**Bailey Model.** It has been used in studies related to the compaction of agricultural soils, in which its great accuracy in predicting volumetric strain under hydrostatic compression has been shown (^{Bailey et al., 1984}; ^{Chi, 1993}). It expresses the soil compaction by means of an exponential model that was modified by ^{Bailey & Johnson (1989)}, to include the failure or rupture tension. ^{Johnson & Bailey (1990)}, later proposed a new equation to include in the volumetric strains those strains caused by constant stress.

The disadvantages of this model are that it is not implemented in most of the commercially available software for the simulation by means of the finite element method, although it only needs six input parameters for the implementation of the models. They cannot be determined through conventional tests in soil mechanics laboratories, because they need specialized instrumentation.

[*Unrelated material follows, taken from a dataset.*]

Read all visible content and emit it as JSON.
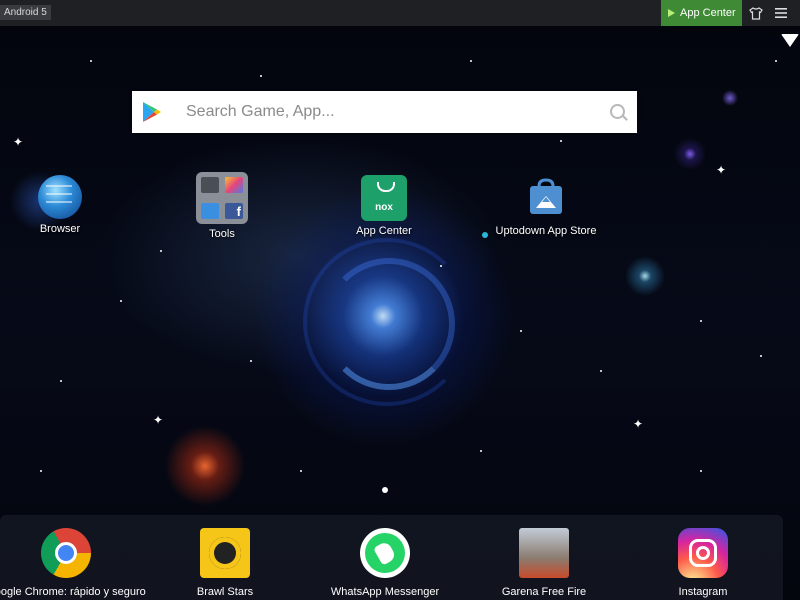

CONCLUSIONS

Analyzing the models described above, the ones with greater use in the simulation of the mechanical response of agricultural soils are Drucker Prager Extended Model, Cam Clay Model and Duncan Chan Model. However, Cam Clay Model needs a high demand of computational resources and requires between 11 and 14 input parameters according to the way it is implemented, which determination demands specialized equipment. Duncan Chan Model is not implemented in the majority of commercially available software using the finite element method.

Finally, it is concluded that the Drucker Prager Extended Model is the most suitable one to simulate the mechanical response of an Oxisol, considering in the first place its simplicity, convenience at the time of determining its parameters, its accuracy in estimating the stress-strain relation of soil, and its inclusion in most commercial software.